— Description of the task —
Each line below should be written out again without any change.

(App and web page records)
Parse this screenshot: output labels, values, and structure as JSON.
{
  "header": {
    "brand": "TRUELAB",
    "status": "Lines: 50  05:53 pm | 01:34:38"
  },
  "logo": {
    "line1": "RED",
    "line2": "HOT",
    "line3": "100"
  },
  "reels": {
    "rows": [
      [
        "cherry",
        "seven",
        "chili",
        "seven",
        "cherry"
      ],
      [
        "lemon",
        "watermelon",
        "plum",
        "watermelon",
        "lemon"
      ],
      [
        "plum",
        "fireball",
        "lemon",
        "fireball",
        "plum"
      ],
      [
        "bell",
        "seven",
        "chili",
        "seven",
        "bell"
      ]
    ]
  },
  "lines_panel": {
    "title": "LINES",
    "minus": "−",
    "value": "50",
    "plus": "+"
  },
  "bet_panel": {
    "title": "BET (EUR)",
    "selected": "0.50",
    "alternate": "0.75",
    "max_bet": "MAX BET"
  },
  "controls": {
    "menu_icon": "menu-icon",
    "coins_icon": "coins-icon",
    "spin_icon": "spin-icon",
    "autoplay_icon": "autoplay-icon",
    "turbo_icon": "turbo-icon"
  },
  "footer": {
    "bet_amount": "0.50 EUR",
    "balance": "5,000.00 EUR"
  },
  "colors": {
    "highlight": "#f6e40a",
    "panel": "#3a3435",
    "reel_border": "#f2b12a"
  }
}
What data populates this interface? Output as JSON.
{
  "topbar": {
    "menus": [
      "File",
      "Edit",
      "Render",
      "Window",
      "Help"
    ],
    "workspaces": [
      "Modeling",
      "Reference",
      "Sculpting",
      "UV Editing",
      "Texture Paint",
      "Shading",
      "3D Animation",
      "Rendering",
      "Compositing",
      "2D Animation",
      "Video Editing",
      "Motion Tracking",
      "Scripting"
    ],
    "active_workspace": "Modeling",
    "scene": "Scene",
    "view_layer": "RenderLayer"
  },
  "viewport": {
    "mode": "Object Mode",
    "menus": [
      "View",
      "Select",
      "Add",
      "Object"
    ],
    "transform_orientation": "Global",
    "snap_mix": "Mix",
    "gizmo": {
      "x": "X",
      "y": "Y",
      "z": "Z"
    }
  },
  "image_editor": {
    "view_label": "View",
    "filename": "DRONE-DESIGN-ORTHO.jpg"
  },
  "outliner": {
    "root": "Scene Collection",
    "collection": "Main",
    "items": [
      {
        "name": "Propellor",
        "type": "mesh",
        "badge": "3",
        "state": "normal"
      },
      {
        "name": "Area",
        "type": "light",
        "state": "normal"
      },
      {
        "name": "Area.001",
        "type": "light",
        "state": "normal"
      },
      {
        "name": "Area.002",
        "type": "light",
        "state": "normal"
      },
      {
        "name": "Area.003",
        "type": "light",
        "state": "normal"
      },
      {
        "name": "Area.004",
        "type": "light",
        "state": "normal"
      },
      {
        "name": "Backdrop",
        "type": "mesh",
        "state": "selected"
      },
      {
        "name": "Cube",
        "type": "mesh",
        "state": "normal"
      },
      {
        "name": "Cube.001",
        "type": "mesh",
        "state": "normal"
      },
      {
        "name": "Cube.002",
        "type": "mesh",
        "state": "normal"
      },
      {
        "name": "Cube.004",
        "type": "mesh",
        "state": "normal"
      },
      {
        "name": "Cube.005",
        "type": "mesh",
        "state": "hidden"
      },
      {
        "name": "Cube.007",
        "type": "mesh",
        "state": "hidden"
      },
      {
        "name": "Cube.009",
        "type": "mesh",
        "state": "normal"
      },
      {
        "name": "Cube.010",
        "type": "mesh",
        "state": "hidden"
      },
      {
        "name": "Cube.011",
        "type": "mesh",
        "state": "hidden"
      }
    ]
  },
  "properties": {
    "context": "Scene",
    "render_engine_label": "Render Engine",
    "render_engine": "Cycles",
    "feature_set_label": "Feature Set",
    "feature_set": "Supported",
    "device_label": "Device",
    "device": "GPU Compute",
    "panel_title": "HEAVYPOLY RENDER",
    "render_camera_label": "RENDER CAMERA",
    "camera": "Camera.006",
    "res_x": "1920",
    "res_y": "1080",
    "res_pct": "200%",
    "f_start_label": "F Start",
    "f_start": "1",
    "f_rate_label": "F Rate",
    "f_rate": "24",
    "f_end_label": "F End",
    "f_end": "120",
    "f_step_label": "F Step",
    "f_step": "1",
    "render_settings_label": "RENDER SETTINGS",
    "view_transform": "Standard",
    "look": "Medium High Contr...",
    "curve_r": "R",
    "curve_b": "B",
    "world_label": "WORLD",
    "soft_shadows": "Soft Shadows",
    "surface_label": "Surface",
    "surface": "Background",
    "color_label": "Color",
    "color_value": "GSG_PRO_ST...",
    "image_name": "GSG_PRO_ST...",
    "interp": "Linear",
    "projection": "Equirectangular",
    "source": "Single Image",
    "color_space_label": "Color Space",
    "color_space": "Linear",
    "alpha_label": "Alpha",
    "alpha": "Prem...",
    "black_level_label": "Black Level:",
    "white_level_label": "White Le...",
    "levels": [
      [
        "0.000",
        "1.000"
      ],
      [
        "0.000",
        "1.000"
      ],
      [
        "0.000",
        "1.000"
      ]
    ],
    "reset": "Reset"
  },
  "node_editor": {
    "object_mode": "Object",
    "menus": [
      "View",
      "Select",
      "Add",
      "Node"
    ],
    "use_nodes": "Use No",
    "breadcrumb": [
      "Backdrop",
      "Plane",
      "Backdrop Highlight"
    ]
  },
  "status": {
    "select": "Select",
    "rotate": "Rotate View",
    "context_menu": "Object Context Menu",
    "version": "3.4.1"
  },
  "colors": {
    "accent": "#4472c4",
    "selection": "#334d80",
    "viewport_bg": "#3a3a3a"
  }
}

— Answer below —
Parse this screenshot: output labels, values, and structure as JSON.
{
  "header": {
    "brand": "TRUELAB",
    "status": "Lines: 50  05:53 pm | 01:34:38"
  },
  "logo": {
    "line1": "RED",
    "line2": "HOT",
    "line3": "100"
  },
  "reels": {
    "rows": [
      [
        "cherry",
        "seven",
        "chili",
        "seven",
        "cherry"
      ],
      [
        "lemon",
        "watermelon",
        "plum",
        "watermelon",
        "lemon"
      ],
      [
        "plum",
        "fireball",
        "lemon",
        "fireball",
        "plum"
      ],
      [
        "bell",
        "seven",
        "chili",
        "seven",
        "bell"
      ]
    ]
  },
  "lines_panel": {
    "title": "LINES",
    "minus": "−",
    "value": "50",
    "plus": "+"
  },
  "bet_panel": {
    "title": "BET (EUR)",
    "selected": "0.50",
    "alternate": "0.75",
    "max_bet": "MAX BET"
  },
  "controls": {
    "menu_icon": "menu-icon",
    "coins_icon": "coins-icon",
    "spin_icon": "spin-icon",
    "autoplay_icon": "autoplay-icon",
    "turbo_icon": "turbo-icon"
  },
  "footer": {
    "bet_amount": "0.50 EUR",
    "balance": "5,000.00 EUR"
  },
  "colors": {
    "highlight": "#f6e40a",
    "panel": "#3a3435",
    "reel_border": "#f2b12a"
  }
}
What data populates this interface? Output as JSON.
{
  "topbar": {
    "menus": [
      "File",
      "Edit",
      "Render",
      "Window",
      "Help"
    ],
    "workspaces": [
      "Modeling",
      "Reference",
      "Sculpting",
      "UV Editing",
      "Texture Paint",
      "Shading",
      "3D Animation",
      "Rendering",
      "Compositing",
      "2D Animation",
      "Video Editing",
      "Motion Tracking",
      "Scripting"
    ],
    "active_workspace": "Modeling",
    "scene": "Scene",
    "view_layer": "RenderLayer"
  },
  "viewport": {
    "mode": "Object Mode",
    "menus": [
      "View",
      "Select",
      "Add",
      "Object"
    ],
    "transform_orientation": "Global",
    "snap_mix": "Mix",
    "gizmo": {
      "x": "X",
      "y": "Y",
      "z": "Z"
    }
  },
  "image_editor": {
    "view_label": "View",
    "filename": "DRONE-DESIGN-ORTHO.jpg"
  },
  "outliner": {
    "root": "Scene Collection",
    "collection": "Main",
    "items": [
      {
        "name": "Propellor",
        "type": "mesh",
        "badge": "3",
        "state": "normal"
      },
      {
        "name": "Area",
        "type": "light",
        "state": "normal"
      },
      {
        "name": "Area.001",
        "type": "light",
        "state": "normal"
      },
      {
        "name": "Area.002",
        "type": "light",
        "state": "normal"
      },
      {
        "name": "Area.003",
        "type": "light",
        "state": "normal"
      },
      {
        "name": "Area.004",
        "type": "light",
        "state": "normal"
      },
      {
        "name": "Backdrop",
        "type": "mesh",
        "state": "selected"
      },
      {
        "name": "Cube",
        "type": "mesh",
        "state": "normal"
      },
      {
        "name": "Cube.001",
        "type": "mesh",
        "state": "normal"
      },
      {
        "name": "Cube.002",
        "type": "mesh",
        "state": "normal"
      },
      {
        "name": "Cube.004",
        "type": "mesh",
        "state": "normal"
      },
      {
        "name": "Cube.005",
        "type": "mesh",
        "state": "hidden"
      },
      {
        "name": "Cube.007",
        "type": "mesh",
        "state": "hidden"
      },
      {
        "name": "Cube.009",
        "type": "mesh",
        "state": "normal"
      },
      {
        "name": "Cube.010",
        "type": "mesh",
        "state": "hidden"
      },
      {
        "name": "Cube.011",
        "type": "mesh",
        "state": "hidden"
      }
    ]
  },
  "properties": {
    "context": "Scene",
    "render_engine_label": "Render Engine",
    "render_engine": "Cycles",
    "feature_set_label": "Feature Set",
    "feature_set": "Supported",
    "device_label": "Device",
    "device": "GPU Compute",
    "panel_title": "HEAVYPOLY RENDER",
    "render_camera_label": "RENDER CAMERA",
    "camera": "Camera.006",
    "res_x": "1920",
    "res_y": "1080",
    "res_pct": "200%",
    "f_start_label": "F Start",
    "f_start": "1",
    "f_rate_label": "F Rate",
    "f_rate": "24",
    "f_end_label": "F End",
    "f_end": "120",
    "f_step_label": "F Step",
    "f_step": "1",
    "render_settings_label": "RENDER SETTINGS",
    "view_transform": "Standard",
    "look": "Medium High Contr...",
    "curve_r": "R",
    "curve_b": "B",
    "world_label": "WORLD",
    "soft_shadows": "Soft Shadows",
    "surface_label": "Surface",
    "surface": "Background",
    "color_label": "Color",
    "color_value": "GSG_PRO_ST...",
    "image_name": "GSG_PRO_ST...",
    "interp": "Linear",
    "projection": "Equirectangular",
    "source": "Single Image",
    "color_space_label": "Color Space",
    "color_space": "Linear",
    "alpha_label": "Alpha",
    "alpha": "Prem...",
    "black_level_label": "Black Level:",
    "white_level_label": "White Le...",
    "levels": [
      [
        "0.000",
        "1.000"
      ],
      [
        "0.000",
        "1.000"
      ],
      [
        "0.000",
        "1.000"
      ]
    ],
    "reset": "Reset"
  },
  "node_editor": {
    "object_mode": "Object",
    "menus": [
      "View",
      "Select",
      "Add",
      "Node"
    ],
    "use_nodes": "Use No",
    "breadcrumb": [
      "Backdrop",
      "Plane",
      "Backdrop Highlight"
    ]
  },
  "status": {
    "select": "Select",
    "rotate": "Rotate View",
    "context_menu": "Object Context Menu",
    "version": "3.4.1"
  },
  "colors": {
    "accent": "#4472c4",
    "selection": "#334d80",
    "viewport_bg": "#3a3a3a"
  }
}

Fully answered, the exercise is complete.